And we get to know her and love her for her courage.
Director Rokhsareh Ghaem Maghami bonds with her 18-year old subject and builds up a portrait of  survival and identity in a region of the world perpetually at war.
This film took three years of shooting as we see the plight of Afghan  refugee in Iranian society.
In fact the 40-year old Maghami became completely involved in the life and goals of this courageous teen to the point she put up $2,000 to ensure Sonita's future.
You see under Afghan law Sonita is expected to return home and marry someone she does not even know so her dowry of $9,000 can go to her brother so he can purchase a wife of his own.
At the beginning it is taken for granted that Sonita's story will not have a happy ending --everything is so stacked against her.
A refugee, she lacks a passport and it seems a music scholarship in the U.S. will be out of her reach.
The director has said that she only interviewed Sonita as a favor to a cousin who worked at a hostel for child laborers.
At first Sonita was sullen and uncommunicative but there was something about her inner strength that was oddly appealing.
Sonita wanted to be a rapper although Iranian society bans female singers.
Sonita is but one of three million Afghan refugees struggling to survive in an often hostile environment.
Only 18 per cent of Afghan women are literate compared to 45 per cent of men, The girls marry as soon as possible as protection.
Sonita's journey becomes our journey. We see her blossom under tutelage and her songs are courageous laments about the problems of her people.

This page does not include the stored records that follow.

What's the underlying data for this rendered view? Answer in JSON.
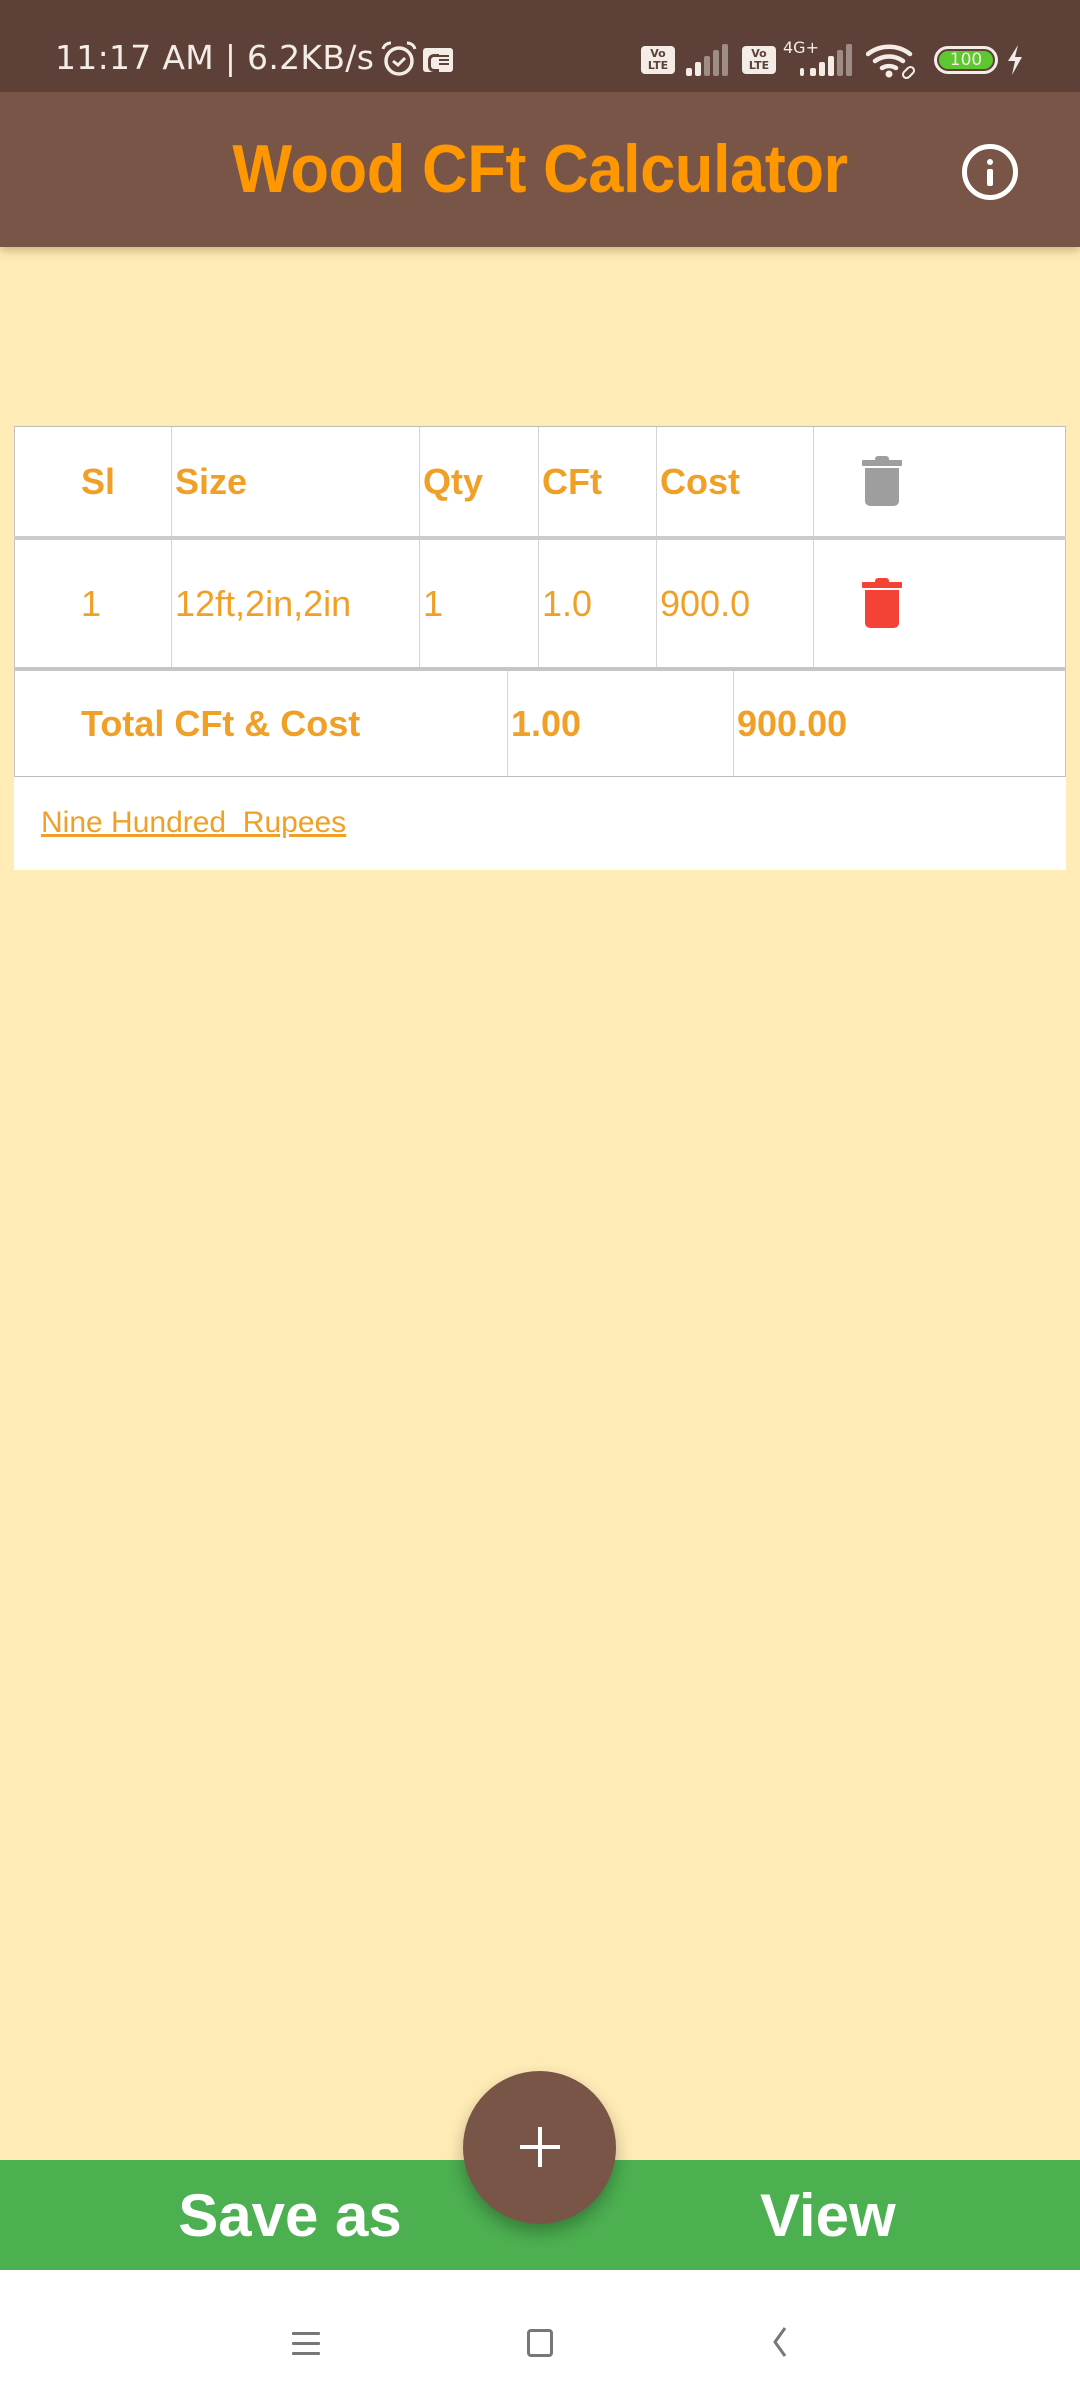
{
  "status_bar": {
    "time_speed": "11:17 AM | 6.2KB/s",
    "volte_label": "Vo\nLTE",
    "network_type": "4G+",
    "battery_level": "100",
    "icons": [
      "alarm-icon",
      "news-icon",
      "volte-icon",
      "signal-icon",
      "volte-icon",
      "4g-signal-icon",
      "wifi-icon",
      "battery-icon",
      "charging-icon"
    ]
  },
  "app_bar": {
    "title": "Wood CFt Calculator",
    "info_icon": "info-icon"
  },
  "table": {
    "headers": {
      "sl": "Sl",
      "size": "Size",
      "qty": "Qty",
      "cft": "CFt",
      "cost": "Cost",
      "delete_all_icon": "trash-icon"
    },
    "rows": [
      {
        "sl": "1",
        "size": "12ft,2in,2in",
        "qty": "1",
        "cft": "1.0",
        "cost": "900.0",
        "delete_icon": "trash-icon"
      }
    ],
    "total": {
      "label": "Total CFt & Cost",
      "cft": "1.00",
      "cost": "900.00"
    },
    "amount_in_words": "Nine Hundred  Rupees"
  },
  "bottom_bar": {
    "save_label": "Save as",
    "view_label": "View",
    "fab_icon": "plus-icon"
  },
  "nav_bar": {
    "icons": [
      "menu-icon",
      "home-icon",
      "back-icon"
    ]
  },
  "colors": {
    "status_bar_bg": "#5D4037",
    "app_bar_bg": "#795548",
    "title_orange": "#FF9800",
    "table_text": "#F0A027",
    "page_bg": "#FEEBB5",
    "bottom_bar_green": "#4CAF50",
    "delete_red": "#F44336",
    "delete_gray": "#9E9E9E"
  }
}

From timidity she evolves to bold rapper and the "happy ending" is wondrous to behold.
So Sonita becomes must see TV.
MY RATING: ****.

No comments: